There are plenty of apps in the Apple store these days and there's little in the BBC one yet to 'wow' me - indeed I find the photo-based index is an unnecessary gimmick - it'd be quicker to navigate with standard text headlines. Whilst there's a News 24 video feed there's no link to the most recent domestic or world service news bulletin (my most frequent feature on the wonderful NPR app - the on-demand podcasts in the Guardian app have come in handy on several occasions too).

Maybe you'll lose a few newcomers to the iPhone - the kind of people who think journalism isn't worth paying for - and you may want to show them what they're missing (personally I've always thought the "we'll give you X articles/sections for free" approach, where X is a largish number, is a reasonable one - less of a paywall, more of a white picket fence beyond which stretches a tempting garden of content.) But fans of quality journalism (still at the thickest end of the long tail, thankfully) aren't going to settle for mediocrity - you just need to maintain your standards and promote the good stuff.
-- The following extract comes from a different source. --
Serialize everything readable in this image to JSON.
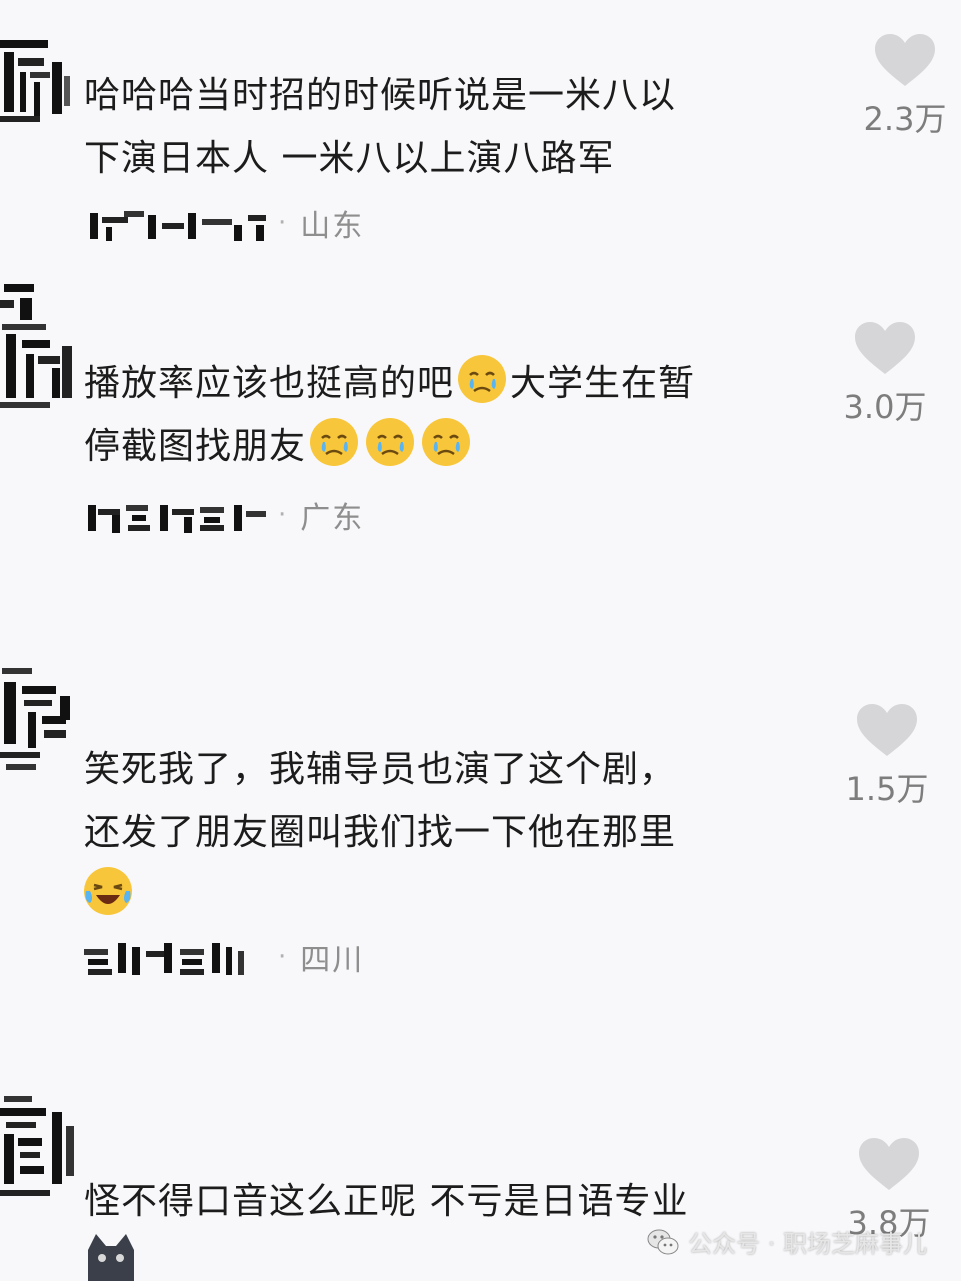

(Faster offline syncing on the iPhone app and a way to turn the comments off on the website wouldn't go amiss either.)

Interesting blog.
I hope that your idea doesn't become reality and that 'where we have comment, opinion and editorial analysis of much greater depth than the BBC's due impartiality allows' leads to more Daily Mail like applications.

I would definitely pay good money to be able to turn off the comments on the Guardian site.
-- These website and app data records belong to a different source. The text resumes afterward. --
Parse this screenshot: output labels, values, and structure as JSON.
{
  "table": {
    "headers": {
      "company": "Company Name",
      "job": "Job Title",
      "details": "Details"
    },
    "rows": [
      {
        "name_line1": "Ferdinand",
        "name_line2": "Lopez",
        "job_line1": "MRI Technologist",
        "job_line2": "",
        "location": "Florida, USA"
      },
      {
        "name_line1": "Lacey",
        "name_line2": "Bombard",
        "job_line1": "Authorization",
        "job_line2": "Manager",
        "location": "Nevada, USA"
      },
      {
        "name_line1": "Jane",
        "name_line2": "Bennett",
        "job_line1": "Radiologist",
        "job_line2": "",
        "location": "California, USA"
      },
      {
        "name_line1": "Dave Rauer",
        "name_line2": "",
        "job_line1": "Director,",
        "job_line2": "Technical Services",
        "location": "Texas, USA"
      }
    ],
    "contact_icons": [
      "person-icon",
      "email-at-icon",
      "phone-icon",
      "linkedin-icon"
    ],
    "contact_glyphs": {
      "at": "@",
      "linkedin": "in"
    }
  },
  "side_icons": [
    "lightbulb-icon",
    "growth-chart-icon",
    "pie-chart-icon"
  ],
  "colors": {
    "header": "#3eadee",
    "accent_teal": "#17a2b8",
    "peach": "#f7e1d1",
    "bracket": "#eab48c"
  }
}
Well apple do make a lot of surprising decision. They kinda do what the better suits them. Like releasing the iphone 4 whitout clearly fully testing his liability which lead them into giving away free cover because they failed at designing a product that work correctly... I'm disapointed in how all those decision seem to be displaying a quality decreasing but i'm even more disapointed by seeing all those follower not even realising what going on in front of their eyes...

About the BBC, it should have definitly gone through a full public test.

The BBC are well know for their ill thought out moves .. Salford Quays relocation anyone? :)

I stumbled across this post in a Google search and I am glad I did.

It seems to me that the power held and the infulence that the BBC has, has allowed for this apparent oversight by the Trust to have taken place. I fully agree with your comments of
"struggle to understand how placing BBC content in the app store was defined by the Trust as not being "a new area of activity for the BBC"."

as it blatantly is. My question is why have the checks and balances not come into play over this issue. Who are the bodies responsible for authorising such manouveurs? It will be interesting to see te tactics used as the BBC move into more territory in the New Media sphere.

Cool article, but is your gripe because the BBC now has an app available that will steal Guardian's business/potential business or that they didn't spend enough time making an 'awesome' app?

It doesn't seem fair that the BBC are allowed to compete in the commercial arena like this. It also doesn't seem fair that any non-license payer can access so much BBC content for free yet as a license payer, I can't even get my local radio station on DAB. I think they need to look where they should be investing our money.

Keep up to date on my new blog